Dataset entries

======

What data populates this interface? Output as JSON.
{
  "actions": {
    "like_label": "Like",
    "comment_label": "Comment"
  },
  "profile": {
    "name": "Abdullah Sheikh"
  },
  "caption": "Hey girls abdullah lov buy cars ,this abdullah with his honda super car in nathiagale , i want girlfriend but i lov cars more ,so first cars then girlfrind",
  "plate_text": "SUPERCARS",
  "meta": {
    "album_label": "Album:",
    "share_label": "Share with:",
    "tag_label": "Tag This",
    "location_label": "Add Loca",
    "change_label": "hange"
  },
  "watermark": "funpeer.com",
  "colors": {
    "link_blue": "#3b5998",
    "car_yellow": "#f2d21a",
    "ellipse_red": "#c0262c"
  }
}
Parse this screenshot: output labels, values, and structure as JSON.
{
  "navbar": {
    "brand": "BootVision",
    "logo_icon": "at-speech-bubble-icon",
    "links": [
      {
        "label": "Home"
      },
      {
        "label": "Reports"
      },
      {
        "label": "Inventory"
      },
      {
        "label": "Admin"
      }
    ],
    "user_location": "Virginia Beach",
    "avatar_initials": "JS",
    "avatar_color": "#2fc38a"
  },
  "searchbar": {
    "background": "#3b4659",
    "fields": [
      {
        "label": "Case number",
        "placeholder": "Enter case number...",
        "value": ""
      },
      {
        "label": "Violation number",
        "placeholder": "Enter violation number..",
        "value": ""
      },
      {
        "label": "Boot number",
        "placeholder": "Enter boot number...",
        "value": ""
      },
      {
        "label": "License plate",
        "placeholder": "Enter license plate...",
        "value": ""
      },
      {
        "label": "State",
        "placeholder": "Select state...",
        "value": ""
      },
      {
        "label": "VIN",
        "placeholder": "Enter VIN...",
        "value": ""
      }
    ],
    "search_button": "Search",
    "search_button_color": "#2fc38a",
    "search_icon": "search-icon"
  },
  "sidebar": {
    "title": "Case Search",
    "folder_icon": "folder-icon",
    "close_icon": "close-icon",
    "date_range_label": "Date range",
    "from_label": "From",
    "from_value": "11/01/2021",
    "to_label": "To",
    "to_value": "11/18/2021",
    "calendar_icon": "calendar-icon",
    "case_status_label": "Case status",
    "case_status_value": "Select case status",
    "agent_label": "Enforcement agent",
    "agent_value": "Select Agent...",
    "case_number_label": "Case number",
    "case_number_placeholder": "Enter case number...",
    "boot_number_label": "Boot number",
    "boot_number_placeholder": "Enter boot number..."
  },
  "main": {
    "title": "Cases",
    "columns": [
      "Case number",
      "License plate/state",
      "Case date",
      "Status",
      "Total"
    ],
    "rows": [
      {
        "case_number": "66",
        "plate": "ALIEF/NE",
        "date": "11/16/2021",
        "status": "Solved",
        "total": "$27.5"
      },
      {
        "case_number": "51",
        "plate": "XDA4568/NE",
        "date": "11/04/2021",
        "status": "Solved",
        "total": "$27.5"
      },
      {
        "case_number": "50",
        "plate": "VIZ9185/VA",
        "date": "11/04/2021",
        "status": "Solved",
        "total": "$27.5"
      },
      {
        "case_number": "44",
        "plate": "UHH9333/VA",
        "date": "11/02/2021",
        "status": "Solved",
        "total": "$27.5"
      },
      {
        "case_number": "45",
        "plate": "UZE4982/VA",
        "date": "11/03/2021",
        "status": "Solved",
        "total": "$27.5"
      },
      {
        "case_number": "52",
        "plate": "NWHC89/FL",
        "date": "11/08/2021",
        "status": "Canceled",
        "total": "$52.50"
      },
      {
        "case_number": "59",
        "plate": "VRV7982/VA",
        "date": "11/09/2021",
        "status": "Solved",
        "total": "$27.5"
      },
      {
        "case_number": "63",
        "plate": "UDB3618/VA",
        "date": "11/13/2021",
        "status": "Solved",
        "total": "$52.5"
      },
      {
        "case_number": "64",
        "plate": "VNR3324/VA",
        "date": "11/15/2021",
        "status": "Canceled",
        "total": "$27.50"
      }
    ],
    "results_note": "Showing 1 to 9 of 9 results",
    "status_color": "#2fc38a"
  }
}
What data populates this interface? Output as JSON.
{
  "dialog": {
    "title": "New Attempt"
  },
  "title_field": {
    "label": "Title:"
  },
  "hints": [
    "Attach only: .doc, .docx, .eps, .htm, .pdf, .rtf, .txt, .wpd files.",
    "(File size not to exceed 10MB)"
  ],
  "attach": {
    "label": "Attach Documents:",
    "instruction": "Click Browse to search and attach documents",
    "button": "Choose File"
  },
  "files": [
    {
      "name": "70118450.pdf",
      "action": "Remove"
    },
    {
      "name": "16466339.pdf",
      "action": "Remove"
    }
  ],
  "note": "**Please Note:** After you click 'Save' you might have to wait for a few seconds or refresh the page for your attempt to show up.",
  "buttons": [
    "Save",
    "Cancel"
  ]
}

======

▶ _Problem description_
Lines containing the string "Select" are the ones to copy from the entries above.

▶ _Expected output_
        "placeholder": "Select state...",
    "case_status_value": "Select case status",
    "agent_value": "Select Agent...",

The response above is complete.